Given abelian categories $\mathcal A, \mathcal B$ and a left exact functor $F: \mathcal A \to \mathcal B$, we can define the notion of a right derived functor (or universal $\delta$-functor) by its universal property. Roughly speaking, we have functors $R^iF$ for any $i$ and short exact sequences give rise to long exact sequences in a functorial way.

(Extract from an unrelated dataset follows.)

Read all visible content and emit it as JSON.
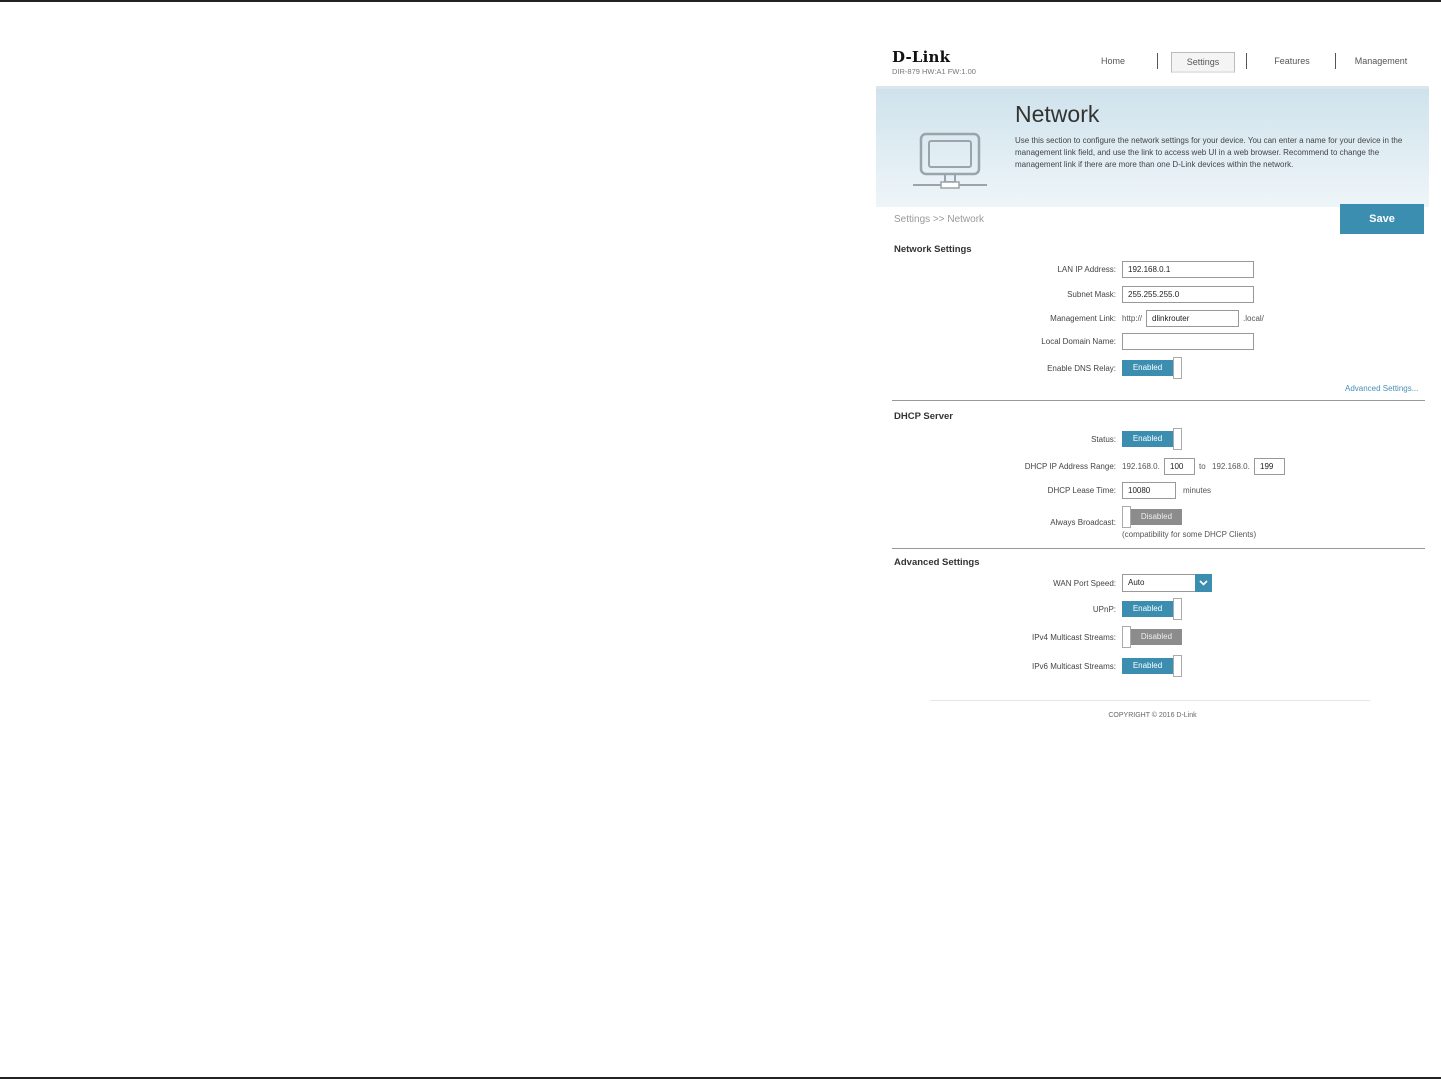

Furthermore the $R^iF$ are universal with this property, hence they are unique if they exist.

The following is well known:

If $\mathcal A$ has enough injectives, one can construct right derived functors via injective resolutions, hence they always exist and as an immediate consequence we have $R^iF(I)=0 ~\forall i > 0$ for any injective object $I$.

If the category does not have enough injectives (there might be some - but not enough - non-zero injective objects though), we still can ask the following question:

If the right derived functors of $F$ exist, does $R^iF(I)=0 ~ \forall i >0$ for any injective object $I$ still hold?

Morally the question is the following: In the "usual case" with enough injectives, is the construction of the right derived functors crucial to the acyclity of injective objects or is it a formal consequence of the universal property, regardless of the existence?

**Note.** The question was already posed here: Why do universal $\delta$-functors annihilate injectives?, but unfortunately nobody came up with an answer.